Sources with knowledge of the move have confirmed that Jones, who quit the Blues and AFL football before this season because of an unwillingness to be vaccinated, is expected to join the Western Bulldogs, his old team, on a three-year deal.
Depending on the size of the contract, Carlton would therefore be entitled to draft compensation for losing a free agent. The Dogs are set to give him three years to accommodate his salary under the salary cap, spreading the money out over three seasons rather than two.
AFL sources said Jones would be deemed a free agent because he had been on Carlton’s list for eight seasons, the minimum period necessary to qualify for free agency. While he retired from the game before this season, due to his stance on vaccination against COVID-19, Jones remained on Carlton’s playing list.
The AFL ruling – which is yet to be released by the league – makes it easier for the Bulldogs to acquire him. They were one of four or five clubs that considered Jones. Essendon’s list manager Adrian Dodoro met him in Queensland, where Jones has been playing for a local club Palm Beach-Currumbin in the QAFL. Jones has stopped playing in the Queensland league to prepare for his return to the AFL.
Jones played 66 games for the Bulldogs, between 2009 and 2014, before he was traded to the Blues, who reinvented the inconsistent tall forward into a valuable full-back.
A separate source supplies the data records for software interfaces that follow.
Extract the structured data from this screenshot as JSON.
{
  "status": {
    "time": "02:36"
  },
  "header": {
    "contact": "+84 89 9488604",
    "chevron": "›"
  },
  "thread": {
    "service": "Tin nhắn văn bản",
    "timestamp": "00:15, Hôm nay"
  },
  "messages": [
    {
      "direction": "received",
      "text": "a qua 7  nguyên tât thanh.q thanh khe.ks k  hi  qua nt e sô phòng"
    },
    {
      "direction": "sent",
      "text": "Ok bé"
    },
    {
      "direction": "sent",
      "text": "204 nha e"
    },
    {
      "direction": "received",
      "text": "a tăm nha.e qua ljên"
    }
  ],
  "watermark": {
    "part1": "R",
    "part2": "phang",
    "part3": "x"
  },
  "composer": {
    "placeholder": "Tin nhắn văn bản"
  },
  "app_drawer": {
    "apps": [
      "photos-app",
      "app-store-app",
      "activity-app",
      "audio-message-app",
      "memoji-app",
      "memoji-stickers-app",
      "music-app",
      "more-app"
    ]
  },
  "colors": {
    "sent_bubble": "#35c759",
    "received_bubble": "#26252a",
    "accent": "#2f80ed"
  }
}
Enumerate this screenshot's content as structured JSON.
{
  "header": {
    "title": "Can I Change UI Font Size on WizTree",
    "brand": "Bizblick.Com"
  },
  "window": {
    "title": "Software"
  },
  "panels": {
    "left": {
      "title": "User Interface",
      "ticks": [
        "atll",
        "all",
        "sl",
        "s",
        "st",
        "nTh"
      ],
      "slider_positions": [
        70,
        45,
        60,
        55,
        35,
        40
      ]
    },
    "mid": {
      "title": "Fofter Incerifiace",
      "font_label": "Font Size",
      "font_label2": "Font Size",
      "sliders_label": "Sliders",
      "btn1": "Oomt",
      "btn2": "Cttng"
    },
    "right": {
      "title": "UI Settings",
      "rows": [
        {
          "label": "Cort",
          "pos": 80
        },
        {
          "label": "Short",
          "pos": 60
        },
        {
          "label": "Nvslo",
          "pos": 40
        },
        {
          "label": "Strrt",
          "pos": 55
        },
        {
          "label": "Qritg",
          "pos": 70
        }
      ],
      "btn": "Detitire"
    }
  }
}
The Bulldogs have a strong need for a tall defender who can take an intercept mark and negate opposition tall forwards, having struggled defensively this season. They have not had a defender with the size and ability to stop opposition key forwards for some time and their issues were underlined when they dropped their primary tall back, Alex Keath, for Saturday’s game against Geelong, who have the dangerous duo of Tom Hawkins and Jeremy Cameron.
Jones can return to the game because the AFL no longer requires players, in both the AFL (men) and AFLW, to be vaccinated against COVID-19. The league followed the more relaxed position of governments on vaccination by dropping the vaccination mandate.
Jones has been replaced at Carlton by former Bulldog Lewis Young, who has been Carlton’s secondary tall back supporting Jacob Weitering. Jones and Young will effectively have swapped clubs to play the same role.